As we gathered for our weekly chapel service, I was astounded as more and more people came in. We had to go to the day room in order to get more chairs so that the number of people who were gathered to seek shelter and warmth from the cold rain would have somewhere to sit. We’ve already been moved from the library to the small conference room to the large conference room because we couldn’t fit in the smaller two rooms, and I’m not sure where we would go next as we are currently meeting in the biggest room available. What an awesome puzzle to have to figure out!
As we were huddled together listening to our pianist play the prelude, one of our regular attendees came through the door.
“Hey! I saw you working, didn’t I?” I asked with a smile on my face.
“Yes! You did! I got a job! And now I am in line for an apartment,” he said proudly.
“Well, look at you! And how often do you get paid?” I asked.
“Every day I work!” he said.
“I got a job too and am in line for an apartment,” another one of our regular attendees piped up.
“You did?” I said with excitement. “Alright, now, y’all are going to make me start crying here before we even get started.”
And my eyes did fill up with tears because I had watched these two over the past eight months. I saw them come in, heads down, faces set, hopeless. I saw them fighting with their own sense of self-worth, and yet still finding the strength to express gratitude that they had a roof over their head and food to eat, still voicing prayers of concern for those who were living on the streets.
Today I saw their transformation. Hope and light exuded from them. We celebrated and clapped and praised during our prayers of the people and I saw the eyes of others who were worshipping with us for the first time look up. There was a question in their faces as if they were asking Is it really possible to create a new life?

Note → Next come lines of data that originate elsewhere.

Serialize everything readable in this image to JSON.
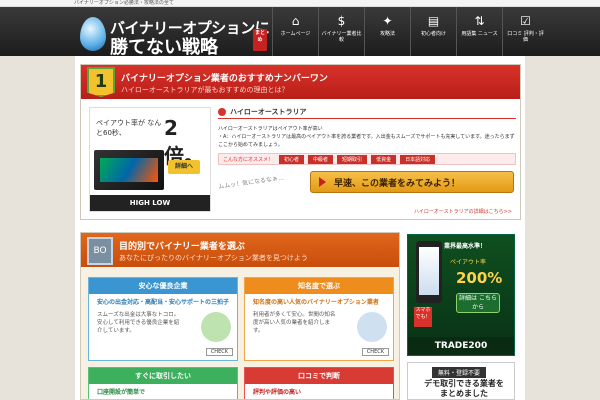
{
  "topbar": {
    "text": "バイナリーオプション必勝法・攻略法の全て"
  },
  "header": {
    "logo_line1": "バイナリーオプションに",
    "logo_line2": "勝てない戦略",
    "logo_badge": "まとめ",
    "nav": [
      {
        "icon": "home-icon",
        "glyph": "⌂",
        "label": "ホームページ"
      },
      {
        "icon": "money-icon",
        "glyph": "$",
        "label": "バイナリー業者比較"
      },
      {
        "icon": "bulb-icon",
        "glyph": "✦",
        "label": "攻略法"
      },
      {
        "icon": "book-icon",
        "glyph": "▤",
        "label": "初心者向け"
      },
      {
        "icon": "updown-icon",
        "glyph": "⇅",
        "label": "用語集 ニュース"
      },
      {
        "icon": "checklist-icon",
        "glyph": "☑",
        "label": "口コミ 評判・評価"
      }
    ]
  },
  "section1": {
    "badge": "1",
    "title": "バイナリーオプション業者のおすすめナンバーワン",
    "subtitle": "ハイローオーストラリアが最もおすすめの理由とは？",
    "ad": {
      "text": "ペイアウト率が なんと60秒、",
      "big": "2倍。",
      "button": "詳細へ",
      "logo": "HIGH LOW"
    },
    "heading": "ハイローオーストラリア",
    "line1": "ハイローオーストラリアはペイアウト率が高い",
    "line2": "・A：ハイローオーストラリアは最高のペイアウト率を誇る業者です。入出金もスムーズでサポートも充実しています。迷ったらまずここから始めてみましょう。",
    "tags_label": "こんな方にオススメ！",
    "tags": [
      "初心者",
      "中級者",
      "短期取引",
      "低資金",
      "日本語対応"
    ],
    "handwrite": "ムムッ！気になるなぁ…",
    "cta": "早速、この業者をみてみよう！",
    "link": "ハイローオーストラリアの詳細はこちら>>"
  },
  "section2": {
    "badge": "BO",
    "title": "目的別でバイナリー業者を選ぶ",
    "subtitle": "あなたにぴったりのバイナリーオプション業者を見つけよう",
    "cards": [
      {
        "title": "安心な優良企業",
        "lead": "安心の出金対応・高配当・安心サポートの三拍子",
        "body": "スムーズな出金は大事なトコロ。安心して利用できる優良企業を紹介しています。",
        "check": "CHECK"
      },
      {
        "title": "知名度で選ぶ",
        "lead": "知名度の高い人気のバイナリーオプション業者",
        "body": "利用者が多くて安心。世間の知名度が高い人気の業者を紹介します。",
        "check": "CHECK"
      },
      {
        "title": "すぐに取引したい",
        "lead": "口座開設が簡単で",
        "body": "",
        "check": ""
      },
      {
        "title": "口コミで判断",
        "lead": "評判や評価の高い",
        "body": "",
        "check": ""
      }
    ]
  },
  "ad2": {
    "top": "業界最高水準！",
    "rate_label": "ペイアウト率",
    "rate": "200%",
    "btn": "詳細は こちらから",
    "stamp": "スマホでも！",
    "logo": "TRADE200"
  },
  "ad3": {
    "top": "無料・登録不要",
    "main": "デモ取引できる業者をまとめました"
  }
}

This is the power of community, gathered together drawing witness to the hurt and pain and joy and hope that we experience along life’s journey. This is the power of testimony shared aloud during prayers of the people.
When I became a minister, I thought it was my responsibility to plan each aspect of worship, carefully considering the theological experience the people gathered would have. Now, I think as a minister, maybe it’s really more about creating a space and place where the people of God feel free to worship sharing heartbreaks and despair right along with sharing the way they have witnessed God working in the world.
Because goodness knows that if you’ve been working and working to find a job and then someone greets you with, “I saw you working!” you both end up witnessing a prayed answer in the midst of hopelessness and despair. You both end up up witnessing God whispering in the most unexpected places, “I am with you. You are not alone.”